Studies show that churches will continue to conduct ministry online post-COVID-19. For some segments of attendees, church online has become their preferred method of church attendance and pastors are feeling the increased need for skills in areas such as administering the sacraments online and encouraging discipleship in settings beyond weekly sermon delivery via live stream.
THE INCREASED NEED FOR DIGITAL MINISTRY
Barna shared in its recent State of the Church Report that 7 in 10 church-going adults (70%) agree that churches should use digital resources to reach and engage their neighborhoods and that 63% believe churches should use digital resources for spiritual formation and discipleship.
Barna research commentary notes that “The digital space requires a unique level of intentionality to engage users and still cultivate personal connections.” “The world beyond the COVID pandemic will be a different place for the global Church. It will be a place where people will gather around the scriptures, share fellowship with one another, and worship God both in church buildings and online,” said Pete Phillips, Ph.D., director of Premier’s Center for Digital Theology.
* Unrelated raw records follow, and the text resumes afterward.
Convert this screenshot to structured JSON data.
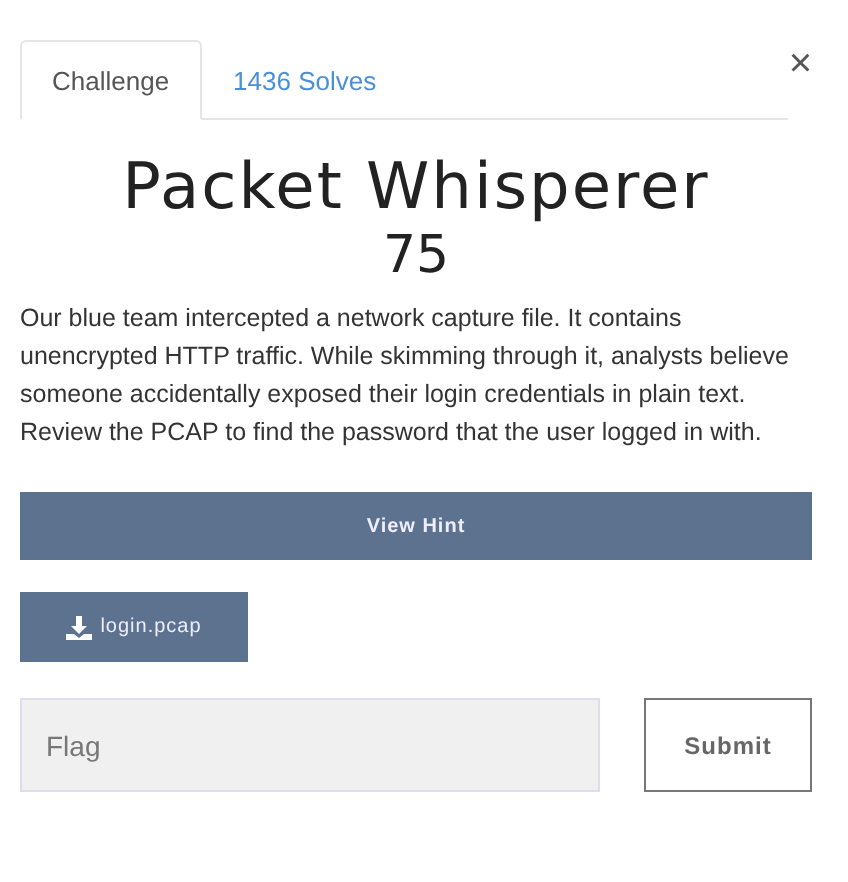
{
  "tabs": [
    {
      "label": "Challenge",
      "selected": true
    },
    {
      "label": "1436 Solves",
      "selected": false
    }
  ],
  "close": "×",
  "title": "Packet Whisperer",
  "points": "75",
  "description": "Our blue team intercepted a network capture file. It contains unencrypted HTTP traffic. While skimming through it, analysts believe someone accidentally exposed their login credentials in plain text. Review the PCAP to find the password that the user logged in with.",
  "hint_button": "View Hint",
  "file_button": "login.pcap",
  "flag": {
    "placeholder": "Flag"
  },
  "submit_button": "Submit"
}
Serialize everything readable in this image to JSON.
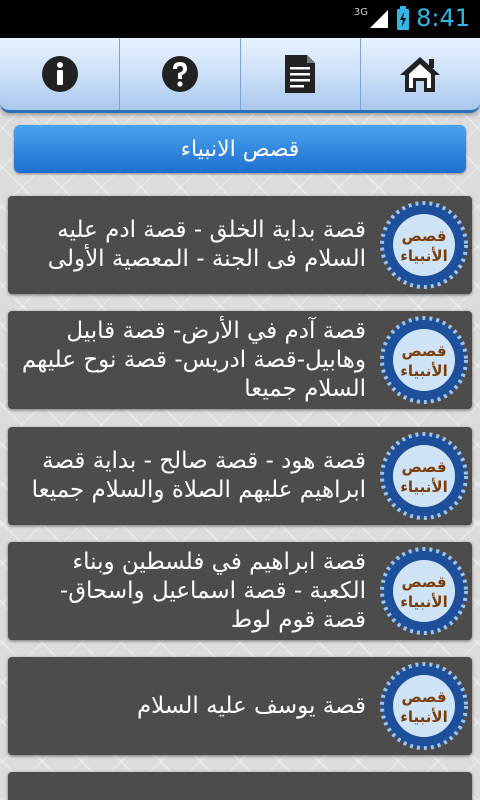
{
  "status": {
    "network": "3G",
    "time": "8:41"
  },
  "toolbar": {
    "buttons": [
      {
        "icon": "info-icon"
      },
      {
        "icon": "help-icon"
      },
      {
        "icon": "document-icon"
      },
      {
        "icon": "home-icon"
      }
    ]
  },
  "title": "قصص الانبياء",
  "icon_label": "قصص الأنبياء",
  "items": [
    {
      "text": "قصة بداية الخلق - قصة ادم عليه السلام فى الجنة - المعصية الأولى"
    },
    {
      "text": "قصة آدم في الأرض- قصة قابيل وهابيل-قصة ادريس- قصة نوح عليهم السلام جميعا"
    },
    {
      "text": "قصة هود - قصة صالح - بداية قصة ابراهيم عليهم الصلاة والسلام جميعا"
    },
    {
      "text": "قصة ابراهيم في فلسطين وبناء الكعبة - قصة اسماعيل واسحاق- قصة قوم لوط"
    },
    {
      "text": "قصة يوسف عليه السلام"
    }
  ],
  "colors": {
    "accent": "#2d6fb8",
    "title_bar": "#1e6fd0",
    "card_bg": "#4c4c4c",
    "status_text": "#33b5e5"
  }
}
“A hybrid model offers greater access for those new to the church and for those who cannot get to onsite worship for whatever reasons, and it requires the Church to go through its own digital transformation – training up worship pastors, preachers and discipleship leaders for a networked society.”
CHURCH ONLINE REQUIRES NEW MINISTRY MODELS
Spurgeon’s College in the U.K. has partnered with Premier Insight to create a digital theology master’s degree to equip leaders for this task. Part of that training revolves around the idea of administering the sacraments virtually, such as exploring at-home communion, “Zoom” baptisms, and options such as chat rooms to take the place of in-person greeting time or “passing the peace,” Barna suggests.
With half of churchgoers still using the internet as a substitute for physical in-person church services since the pandemic, according to Barna, it’s clear that hybrid church models must expand their online offerings to include discipleship and spiritual growth resources like small groups, Bible studies, and times of prayer, beyond merely streaming worship services. This also makes it possible for the full Body of Christ to participate, whereas before, elderly shut-ins or individuals with disabilities may have been excluded from all of these practices.
A church study out of Scotland actually showed substantially greater church participation and community involvement once these congregations began providing online worship and other content. With the Church of Scotland reporting as much as 430% growth as a result, it’s no wonder that 92% of these churches will continue offering some form of weekly online worship.
With most churches not expecting to reach pre-COVID attendance levels for some time, there has been a learning curve for pastors in figuring out how to handle those who have engaged with their message or mission outside of their facility, according to author and pastor Carey Nieuwhof. “Moving forward,” he writes, “many church leaders will realize that people who are engaging virtually will count just as much as those who are attending in a facility.”
CHURCH LEADERS NEED TRAINING IN DIGITAL THEOLOGY
The Premier’s Centre for Digital Theology Master’s in Digital Theology offers a unique opportunity for theological reflection on digital culture and its impact on contemporary religious practice. The program prepares men and women for ministry and mission in a digital age. The degree can be taken online, onsite in London, or in a hybrid mode, both full-time over 2 years or part-time over 4. Topics explored during the course include:
- How we think theologically about digital culture and how we might apply digital methodologies to our theological thinking
- How key theological themes are impacted by serious engagement with digitality – what do we mean by incarnation in a digital world; how do we live ethically amidst digital technology?
- How religious practice adapts within a dominant digital culture, and what the boundaries to that adaptation are
For more information about the digital theology course, see www.digital-theology.org.